Three simple words tell us the story. In verse 10 we have intimidation. The Israelites were scared to death of the Philistines. They were so frightened that they approached Samson asking him to surrender. In verse 11 we have accommodation. They were too accustomed to the status quo. They said, “We like having the pagans rule over us. We’re scared of what they’ll do if you upset the apple cart.” And in verse 12 you have the inevitable result of intimidation and accommodation—cooperation. This is one of the saddest verses in the whole story. “They said to him, ’We’ve come to tie you up and to hand you over to the Philistines.’” We who are supposed to be your friends have come to hand you over to the Philistines.

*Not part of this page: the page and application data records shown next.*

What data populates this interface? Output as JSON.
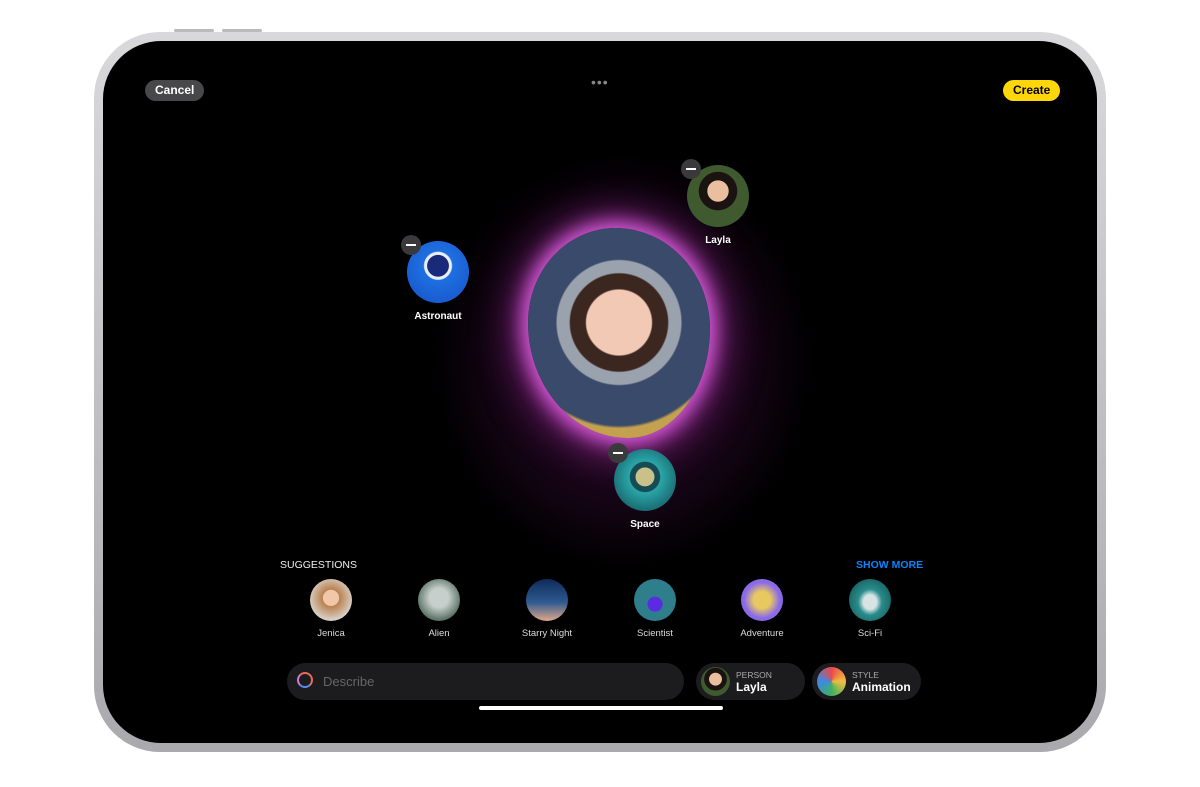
{
  "toolbar": {
    "cancel_label": "Cancel",
    "create_label": "Create",
    "create_color": "#ffd60a"
  },
  "canvas": {
    "concepts": [
      {
        "label": "Astronaut",
        "icon": "astronaut-helmet-icon"
      },
      {
        "label": "Layla",
        "icon": "person-photo"
      },
      {
        "label": "Space",
        "icon": "planet-icon"
      }
    ]
  },
  "suggestions": {
    "title": "SUGGESTIONS",
    "show_more": "SHOW MORE",
    "show_more_color": "#0a84ff",
    "items": [
      {
        "label": "Jenica"
      },
      {
        "label": "Alien"
      },
      {
        "label": "Starry Night"
      },
      {
        "label": "Scientist"
      },
      {
        "label": "Adventure"
      },
      {
        "label": "Sci-Fi"
      }
    ]
  },
  "bottom": {
    "describe_placeholder": "Describe",
    "person": {
      "key": "PERSON",
      "value": "Layla"
    },
    "style": {
      "key": "STYLE",
      "value": "Animation"
    }
  }
}
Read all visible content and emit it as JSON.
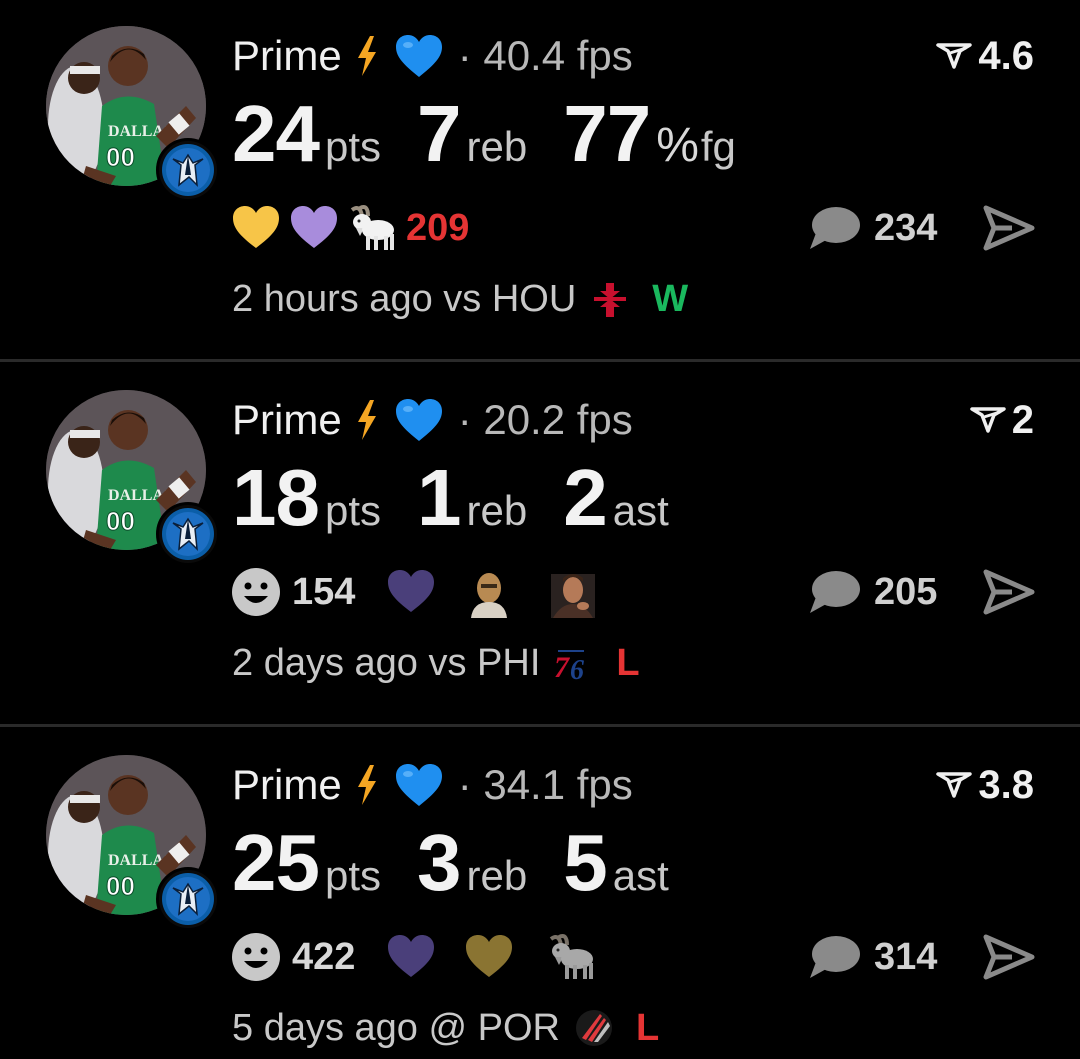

wolf in sheep’s clothing One who hides his true evil intentions or character behind a façade of friendship; a hypocrite or deceiver. This expression derives from an Aesop fable in which a wolf, wrapped in the fleece of a sheep, enters the fold and proceeds to devour the unsuspecting lambs. A wolf in a lamb’s skin , in use as early as 1460, seems to be an older variation of the current phrase, which did not appear until 1591. A well-known Biblical passage has served to increase the phrase’s familiarity: